The rules of the game have changed for Ireland. Should Ireland respond to this new risky-game environment by selling off some or all of its domestic banks to large foreign bank holding companies? I believe that it should. We can keep the names on the high street bank offices, but lose the liability guarantee.
Both bank runs and sudden stops (when all lenders suddenly cease lending to an entity such as a sovereign state) can be usefully modelled as coordination games. It is rational for depositors to withdraw their savings from a weakened bank if and only if most other depositors are doing the same. The particular “signal” which starts the co-ordinated run by depositors can be anything – new information about bank fragility, or something irrelevant such as a temporary blip in the length of queues inside a high-street bank office.

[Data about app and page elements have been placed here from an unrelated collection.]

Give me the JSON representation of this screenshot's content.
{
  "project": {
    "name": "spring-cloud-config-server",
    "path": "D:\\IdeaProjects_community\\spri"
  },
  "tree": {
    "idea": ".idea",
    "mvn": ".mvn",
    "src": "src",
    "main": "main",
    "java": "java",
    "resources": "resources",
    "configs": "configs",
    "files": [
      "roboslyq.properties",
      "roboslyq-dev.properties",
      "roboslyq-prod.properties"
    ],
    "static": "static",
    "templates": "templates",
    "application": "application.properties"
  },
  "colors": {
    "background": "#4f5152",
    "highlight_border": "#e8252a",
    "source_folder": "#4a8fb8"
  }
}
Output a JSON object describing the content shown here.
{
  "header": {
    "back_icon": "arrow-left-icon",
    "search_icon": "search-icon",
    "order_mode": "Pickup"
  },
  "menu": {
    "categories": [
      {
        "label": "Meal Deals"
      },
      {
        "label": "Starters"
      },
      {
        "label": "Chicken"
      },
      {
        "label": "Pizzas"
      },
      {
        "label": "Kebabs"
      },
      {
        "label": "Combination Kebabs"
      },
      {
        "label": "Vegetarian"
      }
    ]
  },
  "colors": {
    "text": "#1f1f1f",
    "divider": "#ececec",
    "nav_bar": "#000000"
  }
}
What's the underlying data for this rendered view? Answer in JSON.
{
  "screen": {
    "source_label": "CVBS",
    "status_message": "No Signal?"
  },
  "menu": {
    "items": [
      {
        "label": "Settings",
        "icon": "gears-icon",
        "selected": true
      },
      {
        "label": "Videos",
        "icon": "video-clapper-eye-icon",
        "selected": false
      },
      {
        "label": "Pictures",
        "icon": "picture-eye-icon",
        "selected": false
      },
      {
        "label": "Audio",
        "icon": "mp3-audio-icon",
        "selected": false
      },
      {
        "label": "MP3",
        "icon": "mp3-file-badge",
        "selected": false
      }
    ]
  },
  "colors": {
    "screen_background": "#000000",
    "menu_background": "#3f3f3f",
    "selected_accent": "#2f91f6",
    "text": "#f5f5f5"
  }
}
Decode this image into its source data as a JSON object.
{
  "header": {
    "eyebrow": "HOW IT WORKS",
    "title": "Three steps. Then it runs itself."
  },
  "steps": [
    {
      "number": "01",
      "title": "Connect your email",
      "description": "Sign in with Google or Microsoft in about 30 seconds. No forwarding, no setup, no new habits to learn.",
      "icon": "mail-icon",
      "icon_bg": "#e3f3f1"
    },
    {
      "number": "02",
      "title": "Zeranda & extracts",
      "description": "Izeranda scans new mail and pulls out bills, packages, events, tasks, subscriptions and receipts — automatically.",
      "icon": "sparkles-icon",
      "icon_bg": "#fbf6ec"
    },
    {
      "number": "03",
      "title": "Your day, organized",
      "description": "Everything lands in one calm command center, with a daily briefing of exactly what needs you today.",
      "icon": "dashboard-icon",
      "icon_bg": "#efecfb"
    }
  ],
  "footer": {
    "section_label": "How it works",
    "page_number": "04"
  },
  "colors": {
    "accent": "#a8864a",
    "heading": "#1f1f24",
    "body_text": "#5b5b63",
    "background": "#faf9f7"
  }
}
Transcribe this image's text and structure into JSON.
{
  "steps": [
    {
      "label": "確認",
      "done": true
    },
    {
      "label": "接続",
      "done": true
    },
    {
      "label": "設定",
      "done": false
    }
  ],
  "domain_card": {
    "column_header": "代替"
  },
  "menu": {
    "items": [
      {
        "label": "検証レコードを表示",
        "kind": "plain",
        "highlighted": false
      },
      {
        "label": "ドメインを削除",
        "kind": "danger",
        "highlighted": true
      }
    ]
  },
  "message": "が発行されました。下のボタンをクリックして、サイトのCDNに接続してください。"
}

Once a run starts, a bank can be crippled by the short-term illiquidity of its assets, so a run is often a self-fulfilling prophecy.
The same logic applies to sovereign-debt sudden stops – the inability of the state to borrow strangles domestic economic activity and thereby greatly weakens the state’s ability to pay back borrowing. So it is rational not to lend if others will not lend. There is also a dynamic co-ordination feature to a sudden stop, since medium and short-term lenders will not lend unless they have full confidence that the state will be able to roll over their repayments using future borrowing.
Lenihan’s bank guarantee changed Ireland’s co-ordination game. By insuring all the domestic banks’ liabilities, he substantially lowered the probability of a bank run against any or all of the domestic banks. On the other hand, the magnitude of this contingent liability makes its actual payment infeasible. The potential cash flow claim on the government is larger than twice the annual Irish GDP. If the continent liability is exercised by bank claimants, there is no feasible way for the government to pay it. The government, already over-extended in terms of tax revenues versus committed expenditures, could not extract even a small proportion of this claim from Irish taxpayers. With the liability guarantee in place, the real risk for Ireland is a sudden stop, not a bank run.
The Irish problem with Greece’s growing troubles is that financial crises tend to be contagious. One of the “signals” that could instigate a sudden stop in Ireland is a sudden stop somewhere else, particularly somewhere with regional or trade connections. This is why bad news for Greece is bad news for Ireland. If Greece hits a sudden stop, Ireland will wobble, and will be the next in line for a sudden stop in Europe.
There is another simultaneous game being played: the ECB and its bailout policies playing a reputation game against member sovereign governments and their fiscal discipline. Again, the Greek situation is bad for Ireland. Ireland and Greece are at the very top and very bottom of the ECB’s Christmas gift list. Ireland has done everything (so far) that the ECB could reasonably ask of her to impose fiscal discipline and restore competitiveness. If it were only Ireland at risk of a sudden stop, the ECB could be very accommodating about bailout assistance. The ECB would not let a well-behaved minnow like Ireland cause market turmoil. If a sudden stop was brewing and Irish bond yields rocketed up, the ECB could easily mop up any excess of Irish sovereign bonds, killing the run, and later tell some convenient story about why this did not violate EMU no-bailout guidelines. On the other hand, we now know that the Greek government has deliberately and substantially falsified its national accounts over recent years. Also, Greece shows no political will to impose any meaningful discipline on tax and spending. Her adherence to the Growth and Stability Pact is a charade. If the ECB bails out Greece, all semblance of future fiscal discipline throughout the Euro zone is lost. Again, bad news for Ireland. How can the ECB bail out Ireland if it refuses to bail out Greece? In this reputation game, we are greatly harmed by the company we find ourselves in.
Take My Banks …… Please!
Henny Youngman was the comedy-king of the one-liners, best known for his signature line “take my wife ….. please!” The irony is that he loved his wife and they stayed happily married for sixty years until her death. In my opinion anyone who truly cares about the Irish banking system and its role in the economy should be encouraging the government to sell off the Irish domestic banks, shorn of the liability guarantee, and with the worst of their excesses spun off into NAMA. If this were done, the risk of an Irish sudden stop would fall close to zero, and our sovereign borrowing rates would also fall sharply. A sudden stop is an ugly thing and we should do everything we can to prevent it. If the banks were safely inside large foreign holding companies then these insolvent Irish banks, and the risk they engender for the whole Irish economy, would cease to weigh down Irish economic recovery.